What Barclay does well is keep the pace of the book at a very even level, while throwing something new at us every chapter. You get the feeling that you know the families already, as he portrays them as very regular people. Jim Cutter gives the narrative of the story, and telling it from his perspective works very well, especially when Derek is taken in by the police due to his involvement. The emotions this evokes from other characters, as well as reactions from people around the Cutters, are very dramatic, yet given to us as if they were run of the mill.
It's the relaxed and smooth pace of the book that wins me over, here. There's nothing special about it, just a very well designed plot told in a no nonsense fashion. There are no long winded or overly descriptive passages, as all of the explanations and back stories told are done in an appealing way, using dialogue wherever possible as if we were watching the whole thing unfold. It's the sort of story that is a screenplay writer's dream: nothing over complicated to have to worry about, it's virtually all done ready for TV. You can really visualise how it would work.

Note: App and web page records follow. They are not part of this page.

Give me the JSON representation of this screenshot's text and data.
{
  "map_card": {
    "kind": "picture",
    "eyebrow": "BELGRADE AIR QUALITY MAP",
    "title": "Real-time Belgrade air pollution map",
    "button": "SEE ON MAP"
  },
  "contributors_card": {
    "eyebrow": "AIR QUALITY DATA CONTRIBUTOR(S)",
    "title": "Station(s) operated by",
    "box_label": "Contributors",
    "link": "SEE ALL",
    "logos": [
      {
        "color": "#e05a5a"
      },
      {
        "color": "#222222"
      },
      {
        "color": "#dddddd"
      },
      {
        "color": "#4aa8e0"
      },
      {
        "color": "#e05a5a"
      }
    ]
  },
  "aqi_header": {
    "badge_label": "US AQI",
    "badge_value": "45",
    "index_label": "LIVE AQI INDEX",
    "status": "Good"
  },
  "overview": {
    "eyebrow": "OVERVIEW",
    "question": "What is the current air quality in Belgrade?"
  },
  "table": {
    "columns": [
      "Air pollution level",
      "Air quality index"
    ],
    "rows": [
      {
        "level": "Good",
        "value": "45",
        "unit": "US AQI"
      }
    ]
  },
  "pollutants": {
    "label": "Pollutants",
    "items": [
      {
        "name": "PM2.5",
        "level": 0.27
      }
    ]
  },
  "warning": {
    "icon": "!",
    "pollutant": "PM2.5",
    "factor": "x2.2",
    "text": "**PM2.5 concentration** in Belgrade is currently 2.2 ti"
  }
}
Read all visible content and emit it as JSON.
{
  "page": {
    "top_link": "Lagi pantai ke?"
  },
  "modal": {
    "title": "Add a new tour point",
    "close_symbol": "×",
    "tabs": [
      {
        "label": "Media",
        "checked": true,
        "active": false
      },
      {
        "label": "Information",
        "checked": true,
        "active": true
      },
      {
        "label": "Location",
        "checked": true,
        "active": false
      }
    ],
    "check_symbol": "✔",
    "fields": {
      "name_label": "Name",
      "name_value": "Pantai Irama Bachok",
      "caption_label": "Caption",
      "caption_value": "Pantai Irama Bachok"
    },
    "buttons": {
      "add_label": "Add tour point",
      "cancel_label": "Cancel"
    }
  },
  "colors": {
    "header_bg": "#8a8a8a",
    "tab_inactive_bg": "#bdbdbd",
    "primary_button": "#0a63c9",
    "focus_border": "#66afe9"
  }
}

The other thing that's quite easy to visualise is the characters. Barclay gives a brief description of nearly every character, and manages to not make it repetitive. This helps to get a mental image of the main players and lets your imagination take hold while you're reading. This, coupled with the easy reading style Barclay has, makes the book hard to put down.
There are a few plot twists along the way, too, and while I was slightly disappointed with the outcome of No Time For Goodbye, this was a bit better. Characters pop up all the way through, coming in and out of the story, and you're never sure whether the next person mentioned is going to become a vital part or not. It certainly kept me on my toes and kept me guessing throughout as to the identity of whoever was behind the murders. The end of the book has a bit of a pick up in pace, which I felt rounded it off as a highly enjoyable read.
It's not overly long, coming at just over 450 pages long. The chapters come in regular breaks, allowing for regular stopping spots should you need them. I find it hard when books have 20 or 30 pages per chapter and I feel I need to get to the end, not wishing to stop reading right in the middle of a scene. Too Close To Home's chapters are just the right length.
Too Close To Home didn't hold quite the same magic for me as No Time For Goodbye did, but it's still a very good book, and one I highly recommend reading. Linwood Barclay's third stand alone novel, Fear The Worst, is about to hit our shelves in paperback, and Never Look Away is due out in hardback in the UK this autumn. I have become a solid fan of his after reading these two books, and will be eager to read more of his work. Recommended.
Summary: Excellent second novel from Linwood Barclay